30 What was the most successful professional development you have ever experienced? Why was it so successful? Participant Chat
31 Relationships Among the Two Types of Fidelity and Child/Parent Outcomes Implementation Fidelity Intervention Fidelity Child/Parent Outcomes
32 Methods of Assessing Implementation Fidelity Implementation fidelity can be gathered through observation to determine if the trainer uses the correct training strategies. Implementation fidelity data can be collected from trainees about whether the trainer provides the appropriate training content and strategies. Implementation data ask the trainee to indicate the extent to which they feel competent with the practice content and training strategies they are supposed to use.
34 CELL Trainer Feedback Form Content Items 1.The importance of literacy-rich environments was well explained by the trainer. 2.The key characteristics of responsive teaching were described and illustrated in ways that made the instructional practice easy to understand. Training-Method Items 3.The importance of active participation of trainees as a method was made explicitly clear. 4.The training method was described in enough detail to understand its key elements. Practice Items 5.A sufficient amount of time was devoted to each component of the CELL literacy model. 6.The activities for engaging trainees in learning the CELL literacy practices were especially helpful.
36 What do trainers need to do professional development well?
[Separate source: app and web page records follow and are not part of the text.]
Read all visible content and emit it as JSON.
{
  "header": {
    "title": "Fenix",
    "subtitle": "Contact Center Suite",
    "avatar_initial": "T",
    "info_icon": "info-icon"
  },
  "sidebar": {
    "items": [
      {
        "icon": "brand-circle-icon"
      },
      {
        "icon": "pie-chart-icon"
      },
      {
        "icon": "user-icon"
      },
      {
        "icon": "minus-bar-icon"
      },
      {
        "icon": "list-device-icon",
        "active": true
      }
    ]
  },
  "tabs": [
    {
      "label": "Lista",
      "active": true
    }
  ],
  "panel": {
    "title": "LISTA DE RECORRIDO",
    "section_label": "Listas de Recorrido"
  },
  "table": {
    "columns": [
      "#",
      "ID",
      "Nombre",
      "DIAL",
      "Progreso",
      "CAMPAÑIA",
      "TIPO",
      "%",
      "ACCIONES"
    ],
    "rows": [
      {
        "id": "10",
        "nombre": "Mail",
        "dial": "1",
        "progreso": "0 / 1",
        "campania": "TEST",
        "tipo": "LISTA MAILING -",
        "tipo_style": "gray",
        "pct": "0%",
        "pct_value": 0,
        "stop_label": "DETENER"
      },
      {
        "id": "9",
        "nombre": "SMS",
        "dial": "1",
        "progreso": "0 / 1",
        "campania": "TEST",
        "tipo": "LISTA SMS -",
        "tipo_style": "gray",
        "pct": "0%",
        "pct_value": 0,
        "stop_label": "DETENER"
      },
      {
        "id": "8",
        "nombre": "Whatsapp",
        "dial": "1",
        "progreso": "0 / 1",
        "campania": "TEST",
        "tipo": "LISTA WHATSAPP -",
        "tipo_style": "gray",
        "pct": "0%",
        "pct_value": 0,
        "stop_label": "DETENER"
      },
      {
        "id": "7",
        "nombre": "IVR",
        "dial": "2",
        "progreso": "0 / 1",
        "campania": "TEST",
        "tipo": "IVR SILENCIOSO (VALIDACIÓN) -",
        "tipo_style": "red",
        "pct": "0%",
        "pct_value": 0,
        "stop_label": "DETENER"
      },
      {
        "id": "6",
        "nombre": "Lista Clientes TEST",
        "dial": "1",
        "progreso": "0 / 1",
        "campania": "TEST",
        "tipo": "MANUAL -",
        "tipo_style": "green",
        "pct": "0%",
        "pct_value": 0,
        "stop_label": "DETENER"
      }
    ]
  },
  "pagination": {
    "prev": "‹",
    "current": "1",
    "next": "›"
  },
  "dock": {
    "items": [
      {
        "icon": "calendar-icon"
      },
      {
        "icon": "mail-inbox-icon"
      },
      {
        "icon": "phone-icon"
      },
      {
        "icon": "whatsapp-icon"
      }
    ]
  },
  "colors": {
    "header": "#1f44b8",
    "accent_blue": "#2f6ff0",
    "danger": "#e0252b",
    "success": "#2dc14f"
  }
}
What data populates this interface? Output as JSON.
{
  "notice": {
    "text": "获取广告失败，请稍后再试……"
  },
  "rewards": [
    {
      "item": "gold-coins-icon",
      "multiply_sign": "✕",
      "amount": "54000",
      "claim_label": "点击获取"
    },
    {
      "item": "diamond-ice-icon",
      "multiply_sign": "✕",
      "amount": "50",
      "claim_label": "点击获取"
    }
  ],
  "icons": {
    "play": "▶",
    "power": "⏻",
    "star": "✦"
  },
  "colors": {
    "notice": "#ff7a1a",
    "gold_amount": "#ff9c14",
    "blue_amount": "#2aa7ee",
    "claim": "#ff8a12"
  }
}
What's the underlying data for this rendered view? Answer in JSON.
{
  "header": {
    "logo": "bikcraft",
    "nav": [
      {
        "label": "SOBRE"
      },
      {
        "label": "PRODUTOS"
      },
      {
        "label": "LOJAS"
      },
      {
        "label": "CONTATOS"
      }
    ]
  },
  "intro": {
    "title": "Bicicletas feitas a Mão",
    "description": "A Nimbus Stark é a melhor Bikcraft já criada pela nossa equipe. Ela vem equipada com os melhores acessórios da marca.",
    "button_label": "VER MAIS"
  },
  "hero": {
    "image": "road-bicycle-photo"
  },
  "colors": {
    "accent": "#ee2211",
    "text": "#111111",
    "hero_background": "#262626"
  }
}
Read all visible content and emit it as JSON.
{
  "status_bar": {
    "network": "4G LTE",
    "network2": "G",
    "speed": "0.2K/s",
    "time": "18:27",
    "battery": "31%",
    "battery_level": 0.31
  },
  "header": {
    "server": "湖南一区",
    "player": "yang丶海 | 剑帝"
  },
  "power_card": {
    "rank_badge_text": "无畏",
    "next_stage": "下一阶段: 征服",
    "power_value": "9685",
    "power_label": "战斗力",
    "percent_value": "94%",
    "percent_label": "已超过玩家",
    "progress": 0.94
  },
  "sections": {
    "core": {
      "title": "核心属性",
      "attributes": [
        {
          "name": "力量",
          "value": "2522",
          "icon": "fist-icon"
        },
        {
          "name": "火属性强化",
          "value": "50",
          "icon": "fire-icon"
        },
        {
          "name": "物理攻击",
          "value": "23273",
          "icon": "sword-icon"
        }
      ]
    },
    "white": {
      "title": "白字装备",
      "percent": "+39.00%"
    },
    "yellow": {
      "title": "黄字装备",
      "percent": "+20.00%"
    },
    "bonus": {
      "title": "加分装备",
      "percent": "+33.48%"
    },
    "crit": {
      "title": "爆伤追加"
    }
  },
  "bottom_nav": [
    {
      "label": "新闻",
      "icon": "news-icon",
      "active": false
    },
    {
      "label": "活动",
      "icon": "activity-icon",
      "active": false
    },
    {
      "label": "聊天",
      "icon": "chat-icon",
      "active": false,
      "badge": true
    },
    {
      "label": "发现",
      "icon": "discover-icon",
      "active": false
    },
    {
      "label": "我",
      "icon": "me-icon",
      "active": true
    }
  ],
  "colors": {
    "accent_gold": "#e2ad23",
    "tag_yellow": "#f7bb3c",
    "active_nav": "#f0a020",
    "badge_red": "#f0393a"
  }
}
Participant Chat
37 In order to do PD well, what do you need to do that you cannot do? Different attitudes One-to-one talk time Ability to observe practice Better technology Face-to-face tim e Jump the digital divide Flexible work schedules Less staff turn over
39 References Dunst, C. J., & Trivette, C. M. (2009). Lets be PALS: An evidence-based approach to professional development. Infants and Young Children, 22, 163-175. Free download at http://dept.washington.edu/isei/iyc/22.3_Dunst.pdf http://dept.washington.edu/isei/iyc/22.3_Dunst.pdf Dunst, C. J., Trivette, C. M., & Hamby, D. W. (2010). Meta-analysis of the effectiveness of four adult learning methods and strategies. International Journal of Continuing Education and Lifelong Learning, 3(1), 91-112. Retrieved from https://w5.hkuspcae.hku.hk/journal/index.php/ijcell/article/view/111. https://w5.hkuspcae.hku.hk/journal/index.php/ijcell/article/view/111 Trivette, C. M., Dunst, C. J., Hamby, D. W., & OHerin, C.E. (2009). Characteristics and consequences of adult learning methods and strategies [Winterberry Research Syntheses, Vol. 2, No. 2]. Asheville, NC: Winterberry Press. Free download at www.wbpress.comwww.wbpress.com www.puckett.org firstname.lastname@example.org